In 2002, Michelle Glenn was snorkeling on French Cay in Turks & Caicos when a seven-foot reef shark suddenly approached and slid up her body. Glenn gazed into the shark's eye, mere inches from her face. Abruptly, the shark turned and swam away. But before Glenn could exhale in relief, she felt a surge of water. The shark's jaws clamped around the entire upper right side of her body, thrashing her like a rag doll and ripping 64 square inches from her upper back, half her armpit, her entire triceps and most of her biceps. The predator severed an artery and all three nerves to her right arm. Her husband -- an orthopedic trauma surgeon --- and other medical personnel on a nearby boat leaped into action to stem the massive bleeding. But given their remote location, it would take seven agonizing hours to reach a hospital – a journey that took her from dinghy to police boat, ambulance, Coast Guard jet and helicopter.
Glenn nearly lost her arm but doctors worked long hours to save it. Today her right hand remains paralyzed. But she resumed diving two years after the attack. She has a deep abiding love for sharks, and feels that when we enter the water, we enter their environment and should respect them for what they are: an amazing link at the top of nature's food chain, vital to the health of our planet.
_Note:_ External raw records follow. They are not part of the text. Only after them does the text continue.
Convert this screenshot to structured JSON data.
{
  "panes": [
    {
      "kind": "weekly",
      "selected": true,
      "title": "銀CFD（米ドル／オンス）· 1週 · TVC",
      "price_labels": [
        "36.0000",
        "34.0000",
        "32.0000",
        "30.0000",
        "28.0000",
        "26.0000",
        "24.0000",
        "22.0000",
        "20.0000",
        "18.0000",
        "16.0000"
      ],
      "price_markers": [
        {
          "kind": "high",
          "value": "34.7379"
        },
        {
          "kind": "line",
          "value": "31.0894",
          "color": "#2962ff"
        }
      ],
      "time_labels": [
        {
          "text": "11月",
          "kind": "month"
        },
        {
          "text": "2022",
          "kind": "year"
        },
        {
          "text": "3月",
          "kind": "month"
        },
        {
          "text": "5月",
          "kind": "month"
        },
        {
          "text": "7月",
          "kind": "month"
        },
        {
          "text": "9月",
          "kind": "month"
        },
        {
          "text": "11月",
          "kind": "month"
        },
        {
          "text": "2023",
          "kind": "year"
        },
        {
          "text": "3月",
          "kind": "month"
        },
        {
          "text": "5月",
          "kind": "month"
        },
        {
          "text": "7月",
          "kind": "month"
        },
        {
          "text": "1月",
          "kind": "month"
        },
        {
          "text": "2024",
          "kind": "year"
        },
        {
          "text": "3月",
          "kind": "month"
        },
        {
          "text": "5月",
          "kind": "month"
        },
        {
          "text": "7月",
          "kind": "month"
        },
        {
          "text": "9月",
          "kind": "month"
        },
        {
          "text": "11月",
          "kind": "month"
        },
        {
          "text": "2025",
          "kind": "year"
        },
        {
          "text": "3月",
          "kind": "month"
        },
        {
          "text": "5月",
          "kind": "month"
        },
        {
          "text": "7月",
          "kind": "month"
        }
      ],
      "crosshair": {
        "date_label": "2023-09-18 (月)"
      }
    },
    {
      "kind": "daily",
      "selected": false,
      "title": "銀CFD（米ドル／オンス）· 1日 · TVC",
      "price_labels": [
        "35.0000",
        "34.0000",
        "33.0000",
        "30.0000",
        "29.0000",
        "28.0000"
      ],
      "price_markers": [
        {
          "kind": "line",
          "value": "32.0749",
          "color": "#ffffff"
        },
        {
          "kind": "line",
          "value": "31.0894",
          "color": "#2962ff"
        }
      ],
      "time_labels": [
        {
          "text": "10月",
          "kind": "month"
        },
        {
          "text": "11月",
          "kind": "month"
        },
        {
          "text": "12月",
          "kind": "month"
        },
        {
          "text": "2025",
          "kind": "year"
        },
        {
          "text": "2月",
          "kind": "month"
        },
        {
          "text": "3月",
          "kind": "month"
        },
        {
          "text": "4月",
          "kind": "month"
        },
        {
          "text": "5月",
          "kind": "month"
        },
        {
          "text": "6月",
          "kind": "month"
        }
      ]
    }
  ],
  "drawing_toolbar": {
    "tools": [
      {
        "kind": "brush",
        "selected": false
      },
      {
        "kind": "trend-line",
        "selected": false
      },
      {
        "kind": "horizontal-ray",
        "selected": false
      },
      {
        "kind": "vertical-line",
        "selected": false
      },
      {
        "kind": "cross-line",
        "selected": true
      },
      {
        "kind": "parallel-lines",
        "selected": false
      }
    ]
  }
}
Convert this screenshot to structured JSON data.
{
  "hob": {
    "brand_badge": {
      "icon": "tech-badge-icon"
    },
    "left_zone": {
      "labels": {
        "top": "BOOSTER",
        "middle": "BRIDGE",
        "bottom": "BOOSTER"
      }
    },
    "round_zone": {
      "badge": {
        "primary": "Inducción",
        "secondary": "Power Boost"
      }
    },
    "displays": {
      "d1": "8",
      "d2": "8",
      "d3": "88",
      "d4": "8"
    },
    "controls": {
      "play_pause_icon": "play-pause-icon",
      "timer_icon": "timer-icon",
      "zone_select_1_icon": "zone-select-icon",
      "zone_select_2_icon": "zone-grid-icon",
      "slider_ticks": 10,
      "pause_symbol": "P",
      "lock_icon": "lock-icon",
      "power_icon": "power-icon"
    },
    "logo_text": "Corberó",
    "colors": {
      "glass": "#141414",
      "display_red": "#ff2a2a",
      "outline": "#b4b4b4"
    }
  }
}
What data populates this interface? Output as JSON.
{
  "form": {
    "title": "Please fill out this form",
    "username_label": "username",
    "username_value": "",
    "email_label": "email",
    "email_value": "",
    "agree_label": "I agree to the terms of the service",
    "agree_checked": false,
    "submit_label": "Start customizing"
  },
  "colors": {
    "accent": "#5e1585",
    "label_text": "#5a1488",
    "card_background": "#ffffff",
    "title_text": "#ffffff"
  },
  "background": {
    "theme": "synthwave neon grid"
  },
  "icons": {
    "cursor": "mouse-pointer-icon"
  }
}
More of Glenn's story may be found at More Magazine and in Laurence Gonzales' new book, Surviving Survival.